╔══

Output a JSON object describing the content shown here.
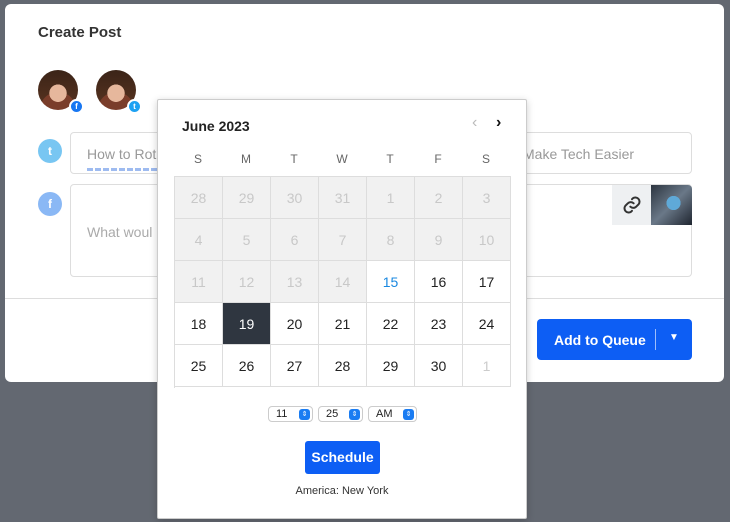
{
  "modal": {
    "title": "Create Post"
  },
  "accounts": [
    {
      "network": "facebook",
      "badge_icon": "f"
    },
    {
      "network": "twitter",
      "badge_icon": "t"
    }
  ],
  "editors": {
    "twitter": {
      "text_start": "How to Rot",
      "text_end": "Make Tech Easier"
    },
    "facebook": {
      "placeholder": "What woul"
    }
  },
  "actions": {
    "add_to_queue": "Add to Queue",
    "dropdown_icon": "▼"
  },
  "calendar": {
    "month_label": "June 2023",
    "prev_icon": "‹",
    "next_icon": "›",
    "weekdays": [
      "S",
      "M",
      "T",
      "W",
      "T",
      "F",
      "S"
    ],
    "weeks": [
      [
        {
          "d": "28",
          "s": "past"
        },
        {
          "d": "29",
          "s": "past"
        },
        {
          "d": "30",
          "s": "past"
        },
        {
          "d": "31",
          "s": "past"
        },
        {
          "d": "1",
          "s": "past"
        },
        {
          "d": "2",
          "s": "past"
        },
        {
          "d": "3",
          "s": "past"
        }
      ],
      [
        {
          "d": "4",
          "s": "past"
        },
        {
          "d": "5",
          "s": "past"
        },
        {
          "d": "6",
          "s": "past"
        },
        {
          "d": "7",
          "s": "past"
        },
        {
          "d": "8",
          "s": "past"
        },
        {
          "d": "9",
          "s": "past"
        },
        {
          "d": "10",
          "s": "past"
        }
      ],
      [
        {
          "d": "11",
          "s": "past"
        },
        {
          "d": "12",
          "s": "past"
        },
        {
          "d": "13",
          "s": "past"
        },
        {
          "d": "14",
          "s": "past"
        },
        {
          "d": "15",
          "s": "today"
        },
        {
          "d": "16",
          "s": ""
        },
        {
          "d": "17",
          "s": ""
        }
      ],
      [
        {
          "d": "18",
          "s": ""
        },
        {
          "d": "19",
          "s": "selected"
        },
        {
          "d": "20",
          "s": ""
        },
        {
          "d": "21",
          "s": ""
        },
        {
          "d": "22",
          "s": ""
        },
        {
          "d": "23",
          "s": ""
        },
        {
          "d": "24",
          "s": ""
        }
      ],
      [
        {
          "d": "25",
          "s": ""
        },
        {
          "d": "26",
          "s": ""
        },
        {
          "d": "27",
          "s": ""
        },
        {
          "d": "28",
          "s": ""
        },
        {
          "d": "29",
          "s": ""
        },
        {
          "d": "30",
          "s": ""
        },
        {
          "d": "1",
          "s": "other"
        }
      ]
    ],
    "time": {
      "hour": "11",
      "minute": "25",
      "ampm": "AM"
    },
    "schedule_label": "Schedule",
    "timezone": "America: New York"
  },
  "colors": {
    "accent": "#0d5ef4",
    "selected_day": "#2f3640",
    "today": "#1a88e0"
  }
}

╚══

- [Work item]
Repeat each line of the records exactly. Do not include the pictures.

- [Response below]
Output a JSON object describing the content shown here.
{
  "modal": {
    "title": "Create Post"
  },
  "accounts": [
    {
      "network": "facebook",
      "badge_icon": "f"
    },
    {
      "network": "twitter",
      "badge_icon": "t"
    }
  ],
  "editors": {
    "twitter": {
      "text_start": "How to Rot",
      "text_end": "Make Tech Easier"
    },
    "facebook": {
      "placeholder": "What woul"
    }
  },
  "actions": {
    "add_to_queue": "Add to Queue",
    "dropdown_icon": "▼"
  },
  "calendar": {
    "month_label": "June 2023",
    "prev_icon": "‹",
    "next_icon": "›",
    "weekdays": [
      "S",
      "M",
      "T",
      "W",
      "T",
      "F",
      "S"
    ],
    "weeks": [
      [
        {
          "d": "28",
          "s": "past"
        },
        {
          "d": "29",
          "s": "past"
        },
        {
          "d": "30",
          "s": "past"
        },
        {
          "d": "31",
          "s": "past"
        },
        {
          "d": "1",
          "s": "past"
        },
        {
          "d": "2",
          "s": "past"
        },
        {
          "d": "3",
          "s": "past"
        }
      ],
      [
        {
          "d": "4",
          "s": "past"
        },
        {
          "d": "5",
          "s": "past"
        },
        {
          "d": "6",
          "s": "past"
        },
        {
          "d": "7",
          "s": "past"
        },
        {
          "d": "8",
          "s": "past"
        },
        {
          "d": "9",
          "s": "past"
        },
        {
          "d": "10",
          "s": "past"
        }
      ],
      [
        {
          "d": "11",
          "s": "past"
        },
        {
          "d": "12",
          "s": "past"
        },
        {
          "d": "13",
          "s": "past"
        },
        {
          "d": "14",
          "s": "past"
        },
        {
          "d": "15",
          "s": "today"
        },
        {
          "d": "16",
          "s": ""
        },
        {
          "d": "17",
          "s": ""
        }
      ],
      [
        {
          "d": "18",
          "s": ""
        },
        {
          "d": "19",
          "s": "selected"
        },
        {
          "d": "20",
          "s": ""
        },
        {
          "d": "21",
          "s": ""
        },
        {
          "d": "22",
          "s": ""
        },
        {
          "d": "23",
          "s": ""
        },
        {
          "d": "24",
          "s": ""
        }
      ],
      [
        {
          "d": "25",
          "s": ""
        },
        {
          "d": "26",
          "s": ""
        },
        {
          "d": "27",
          "s": ""
        },
        {
          "d": "28",
          "s": ""
        },
        {
          "d": "29",
          "s": ""
        },
        {
          "d": "30",
          "s": ""
        },
        {
          "d": "1",
          "s": "other"
        }
      ]
    ],
    "time": {
      "hour": "11",
      "minute": "25",
      "ampm": "AM"
    },
    "schedule_label": "Schedule",
    "timezone": "America: New York"
  },
  "colors": {
    "accent": "#0d5ef4",
    "selected_day": "#2f3640",
    "today": "#1a88e0"
  }
}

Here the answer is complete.